Kyrgyz leader seeks to bar U.S. contractors from supplying fuel to American base

After gang violence broke out against ethnic Uzbeks in southern Kyrgyzstan, refugees have been forced to the Uzbekistan border.
Washington Post Staff Writers
Tuesday, September 21, 2010; 8:02 PM

NEW YORK - In a move that could complicate Washington's war effort in Afghanistan, the Central Asian nation of Kyrgyzstan wants to bar Pentagon contractors from supplying jet fuel to an American air base that is critical to the Afghan campaign.

In an interview, Kyrgyz President Roza Otunbayeva said private companies handling supplies should be replaced by a joint venture between a Kyrgyz state company and Russia's state-controlled Gazpromneft, a major source of jet fuel in the region.

Such an arrangement, said Otunbayeva, would reduce corruption, increase transparency and end "the absolutely dark corner" of Pentagon contracts. She estimated that her country would collect an estimated $50 million a year by cutting out middlemen.

But the plan would provide Moscow with direct leverage over an American base outside the Kyrgyz capital, Bishkek, that serves as a vital logistics hub for U.S. military operations in Afghanistan.

Moscow has long been wary of America's military presence in Kyrgyzstan, a former Soviet republic that Russia considers to be in its sphere of influence.
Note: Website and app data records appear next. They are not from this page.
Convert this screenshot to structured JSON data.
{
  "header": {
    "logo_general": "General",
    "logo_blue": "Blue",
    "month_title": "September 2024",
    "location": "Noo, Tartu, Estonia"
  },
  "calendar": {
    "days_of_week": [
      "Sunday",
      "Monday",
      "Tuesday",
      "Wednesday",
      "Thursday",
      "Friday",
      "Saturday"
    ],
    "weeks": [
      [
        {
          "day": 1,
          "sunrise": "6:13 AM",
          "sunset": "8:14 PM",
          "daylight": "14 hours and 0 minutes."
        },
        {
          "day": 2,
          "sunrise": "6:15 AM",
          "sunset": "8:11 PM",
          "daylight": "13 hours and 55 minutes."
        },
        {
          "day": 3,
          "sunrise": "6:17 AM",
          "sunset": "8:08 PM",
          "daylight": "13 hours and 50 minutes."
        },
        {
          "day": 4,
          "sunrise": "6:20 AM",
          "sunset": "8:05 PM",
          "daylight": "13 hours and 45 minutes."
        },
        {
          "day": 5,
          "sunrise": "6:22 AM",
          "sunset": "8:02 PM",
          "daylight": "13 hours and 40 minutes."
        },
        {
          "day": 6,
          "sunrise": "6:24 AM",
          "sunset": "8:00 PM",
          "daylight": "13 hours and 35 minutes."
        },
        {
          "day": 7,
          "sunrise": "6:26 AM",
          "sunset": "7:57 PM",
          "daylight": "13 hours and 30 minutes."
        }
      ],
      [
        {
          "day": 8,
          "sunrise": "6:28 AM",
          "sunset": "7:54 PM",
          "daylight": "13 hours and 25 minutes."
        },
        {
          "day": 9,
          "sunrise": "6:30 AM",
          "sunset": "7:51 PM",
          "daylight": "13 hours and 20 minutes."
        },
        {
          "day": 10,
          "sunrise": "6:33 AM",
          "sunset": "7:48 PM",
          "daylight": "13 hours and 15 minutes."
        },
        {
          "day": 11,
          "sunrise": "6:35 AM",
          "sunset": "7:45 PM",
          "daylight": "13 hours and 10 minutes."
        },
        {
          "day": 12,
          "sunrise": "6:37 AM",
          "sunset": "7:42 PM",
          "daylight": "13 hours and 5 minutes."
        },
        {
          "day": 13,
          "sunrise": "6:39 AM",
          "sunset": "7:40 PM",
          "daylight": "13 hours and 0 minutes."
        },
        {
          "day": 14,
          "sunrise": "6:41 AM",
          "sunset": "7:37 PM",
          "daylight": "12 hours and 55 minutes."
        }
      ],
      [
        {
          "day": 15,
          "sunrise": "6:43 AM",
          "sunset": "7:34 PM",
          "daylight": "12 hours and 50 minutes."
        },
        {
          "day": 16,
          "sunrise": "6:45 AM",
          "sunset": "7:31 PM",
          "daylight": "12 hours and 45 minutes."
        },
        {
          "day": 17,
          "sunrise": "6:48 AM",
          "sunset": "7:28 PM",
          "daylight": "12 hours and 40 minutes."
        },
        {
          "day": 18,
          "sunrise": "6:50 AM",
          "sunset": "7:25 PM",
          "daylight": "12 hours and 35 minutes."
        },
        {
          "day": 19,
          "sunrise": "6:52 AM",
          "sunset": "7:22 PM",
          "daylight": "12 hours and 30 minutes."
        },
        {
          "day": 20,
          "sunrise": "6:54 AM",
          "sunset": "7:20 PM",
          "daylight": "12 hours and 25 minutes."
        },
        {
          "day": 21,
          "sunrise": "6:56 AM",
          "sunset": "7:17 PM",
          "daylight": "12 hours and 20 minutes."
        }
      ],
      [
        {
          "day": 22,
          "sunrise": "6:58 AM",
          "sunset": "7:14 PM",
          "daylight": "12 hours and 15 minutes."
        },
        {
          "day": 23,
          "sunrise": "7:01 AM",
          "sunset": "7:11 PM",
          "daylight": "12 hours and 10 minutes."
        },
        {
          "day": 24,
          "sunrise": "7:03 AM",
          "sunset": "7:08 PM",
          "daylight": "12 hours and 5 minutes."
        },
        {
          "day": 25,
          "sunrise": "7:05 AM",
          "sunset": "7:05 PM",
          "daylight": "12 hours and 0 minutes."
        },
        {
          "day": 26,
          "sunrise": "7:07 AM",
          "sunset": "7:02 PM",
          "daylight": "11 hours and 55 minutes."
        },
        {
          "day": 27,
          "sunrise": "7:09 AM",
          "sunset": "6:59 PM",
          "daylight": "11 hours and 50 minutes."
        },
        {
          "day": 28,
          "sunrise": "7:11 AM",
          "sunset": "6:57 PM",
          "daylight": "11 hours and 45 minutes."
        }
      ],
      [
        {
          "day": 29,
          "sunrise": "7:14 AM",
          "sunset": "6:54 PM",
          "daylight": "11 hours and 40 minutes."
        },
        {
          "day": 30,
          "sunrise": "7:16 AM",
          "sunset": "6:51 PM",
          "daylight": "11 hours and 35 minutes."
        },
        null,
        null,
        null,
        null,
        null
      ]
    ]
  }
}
Russia has frequently used Gazprom, the parent company of Gazpromneft, as an instrument of political and diplomatic pressure.

Otunbayeva, however, said she had discussed the U.S. air base, known as the Manas Transit Center, with Russian President Dmitri Medvedev and was under no pressure to push out the Americans, who pay an annual rent of $60 million to the Kyrgyz government. Putting fuel supplies in the hands of a Kyrgyz-Russian joint venture, she added, would boost trust between Moscow and Washington and serve President Obama's policy of seeking a "reset" in relations with Russia.

"We want to make absolutely clear and sure that there will be no middle people in between but a straight supply to American planes," said Otunbayeva, who is visiting New York to attend to the U.N. General Assembly.

The Pentagon has relied since 2003 on two Gibraltar-registered companies for the supply of jet fuel to Manas and also to Bagram air base in Afghanistan. The two companies - Mina Corp. and Red Star Enterprises - are closely affiliated and have together been awarded Pentagon contracts worth more than $2 billion. Their ownership has not been made public, but they are believed to be largely controlled by Douglas Edelman, an American. Managers include several former U.S. military officers.

Mina Corp. and Red Star have won plaudits from the Pentagon for providing reliable fuel deliveries but have also been dogged by controversy, including allegations that they worked with corrupt relatives of two of Kyrgyzstan's former presidents.

The last government was toppled in April following a revolution fueled in part by public anger over rampant corruption.

A congressional investigation is now looking into the allegations against Red Star and Mina Corp. Senior American officials who visited Kyrgyzstan after the April revolution got berated by the new government for allegedly turning a blind eye to corruption, particularly in relation to fuel contracts.

John Lough, a spokesman for Mina and Red Star, said the companies have been "cooperating fully" with the congressional probe and believe that it "will confirm their integrity." He described allegations of corruption by the companies as "reckless and false" and said "crony companies" close to the new Kyrgyz government are maneuvering to take over the jet fuel contracts. "This is particularly disturbing given the international community's high hopes for the interim government" of Otunbayeva, he said.

CONTINUED     1        >

© 2010 The Washington Post Company